- **Task details**: The answer must be one number: how many lines in the records below contain the string "data".

- **Given information**:
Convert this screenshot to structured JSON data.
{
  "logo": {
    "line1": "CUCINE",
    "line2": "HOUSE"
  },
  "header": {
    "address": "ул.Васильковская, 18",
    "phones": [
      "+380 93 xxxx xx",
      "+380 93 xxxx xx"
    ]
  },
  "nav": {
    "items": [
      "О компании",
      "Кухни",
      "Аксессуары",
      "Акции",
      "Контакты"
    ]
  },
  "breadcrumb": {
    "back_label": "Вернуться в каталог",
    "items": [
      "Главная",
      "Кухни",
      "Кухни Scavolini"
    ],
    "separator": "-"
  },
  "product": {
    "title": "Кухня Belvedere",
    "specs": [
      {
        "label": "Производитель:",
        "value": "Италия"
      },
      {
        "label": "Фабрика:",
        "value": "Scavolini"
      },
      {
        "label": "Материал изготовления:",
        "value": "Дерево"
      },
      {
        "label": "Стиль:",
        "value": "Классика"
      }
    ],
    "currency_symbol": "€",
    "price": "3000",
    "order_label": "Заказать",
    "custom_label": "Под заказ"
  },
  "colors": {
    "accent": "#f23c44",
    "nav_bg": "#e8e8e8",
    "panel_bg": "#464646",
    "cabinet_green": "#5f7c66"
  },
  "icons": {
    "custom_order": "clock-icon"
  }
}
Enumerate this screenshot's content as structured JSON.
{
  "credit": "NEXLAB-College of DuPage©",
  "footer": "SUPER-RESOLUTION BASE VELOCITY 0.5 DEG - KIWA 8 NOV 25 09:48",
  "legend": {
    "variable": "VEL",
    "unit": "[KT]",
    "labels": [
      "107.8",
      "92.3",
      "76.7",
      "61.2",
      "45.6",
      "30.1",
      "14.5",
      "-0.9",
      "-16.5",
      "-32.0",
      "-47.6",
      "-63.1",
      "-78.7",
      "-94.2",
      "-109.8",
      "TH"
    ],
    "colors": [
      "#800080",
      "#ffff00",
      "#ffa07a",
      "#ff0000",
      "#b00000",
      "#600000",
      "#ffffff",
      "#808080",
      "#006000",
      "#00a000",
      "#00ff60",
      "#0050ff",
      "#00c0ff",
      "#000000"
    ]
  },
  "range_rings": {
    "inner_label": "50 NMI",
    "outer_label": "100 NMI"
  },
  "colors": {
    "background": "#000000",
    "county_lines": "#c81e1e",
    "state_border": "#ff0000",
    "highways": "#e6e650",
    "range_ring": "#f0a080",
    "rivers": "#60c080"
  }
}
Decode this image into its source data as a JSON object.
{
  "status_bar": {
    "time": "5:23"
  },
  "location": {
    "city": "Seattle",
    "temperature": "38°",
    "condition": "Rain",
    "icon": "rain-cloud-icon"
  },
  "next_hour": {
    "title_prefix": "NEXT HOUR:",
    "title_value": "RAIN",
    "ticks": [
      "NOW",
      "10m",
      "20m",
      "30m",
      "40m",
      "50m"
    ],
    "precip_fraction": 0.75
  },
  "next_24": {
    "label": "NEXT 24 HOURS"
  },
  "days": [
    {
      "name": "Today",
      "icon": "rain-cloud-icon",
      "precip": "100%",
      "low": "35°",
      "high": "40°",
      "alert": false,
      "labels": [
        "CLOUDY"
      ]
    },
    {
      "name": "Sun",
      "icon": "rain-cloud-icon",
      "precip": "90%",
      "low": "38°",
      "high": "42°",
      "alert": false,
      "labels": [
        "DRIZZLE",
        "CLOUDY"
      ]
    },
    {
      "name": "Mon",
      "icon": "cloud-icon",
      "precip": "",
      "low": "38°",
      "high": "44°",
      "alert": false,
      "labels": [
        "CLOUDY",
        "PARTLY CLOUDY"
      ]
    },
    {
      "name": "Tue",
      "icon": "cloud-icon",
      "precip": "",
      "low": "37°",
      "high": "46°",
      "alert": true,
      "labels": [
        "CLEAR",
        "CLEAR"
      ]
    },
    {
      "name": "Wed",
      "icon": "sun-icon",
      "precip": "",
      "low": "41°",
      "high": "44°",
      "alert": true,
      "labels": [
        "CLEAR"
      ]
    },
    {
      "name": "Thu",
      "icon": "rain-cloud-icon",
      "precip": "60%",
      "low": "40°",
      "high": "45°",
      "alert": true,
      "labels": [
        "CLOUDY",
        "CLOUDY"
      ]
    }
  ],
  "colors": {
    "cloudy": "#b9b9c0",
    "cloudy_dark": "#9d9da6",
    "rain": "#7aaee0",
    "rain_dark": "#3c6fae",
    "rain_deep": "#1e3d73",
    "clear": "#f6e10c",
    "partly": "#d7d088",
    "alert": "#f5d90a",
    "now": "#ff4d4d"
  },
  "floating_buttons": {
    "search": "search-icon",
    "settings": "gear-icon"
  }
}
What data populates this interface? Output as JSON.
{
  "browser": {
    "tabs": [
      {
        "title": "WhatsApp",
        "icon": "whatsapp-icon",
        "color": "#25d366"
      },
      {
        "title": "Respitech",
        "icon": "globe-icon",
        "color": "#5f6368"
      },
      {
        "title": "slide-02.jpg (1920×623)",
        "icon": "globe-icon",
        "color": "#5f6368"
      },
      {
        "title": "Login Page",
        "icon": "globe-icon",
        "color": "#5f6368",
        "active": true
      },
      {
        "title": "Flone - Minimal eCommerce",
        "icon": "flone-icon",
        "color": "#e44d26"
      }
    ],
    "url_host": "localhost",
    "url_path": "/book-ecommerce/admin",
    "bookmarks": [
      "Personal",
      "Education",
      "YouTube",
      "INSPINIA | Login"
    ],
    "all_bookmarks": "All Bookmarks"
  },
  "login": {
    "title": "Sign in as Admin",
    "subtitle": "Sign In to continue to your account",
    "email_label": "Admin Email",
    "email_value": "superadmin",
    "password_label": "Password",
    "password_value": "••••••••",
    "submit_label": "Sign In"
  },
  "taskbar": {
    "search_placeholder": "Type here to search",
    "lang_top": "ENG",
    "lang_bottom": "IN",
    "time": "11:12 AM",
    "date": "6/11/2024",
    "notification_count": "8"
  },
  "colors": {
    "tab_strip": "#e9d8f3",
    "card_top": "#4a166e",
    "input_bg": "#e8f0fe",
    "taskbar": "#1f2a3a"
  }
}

- **Reply to the task**: 3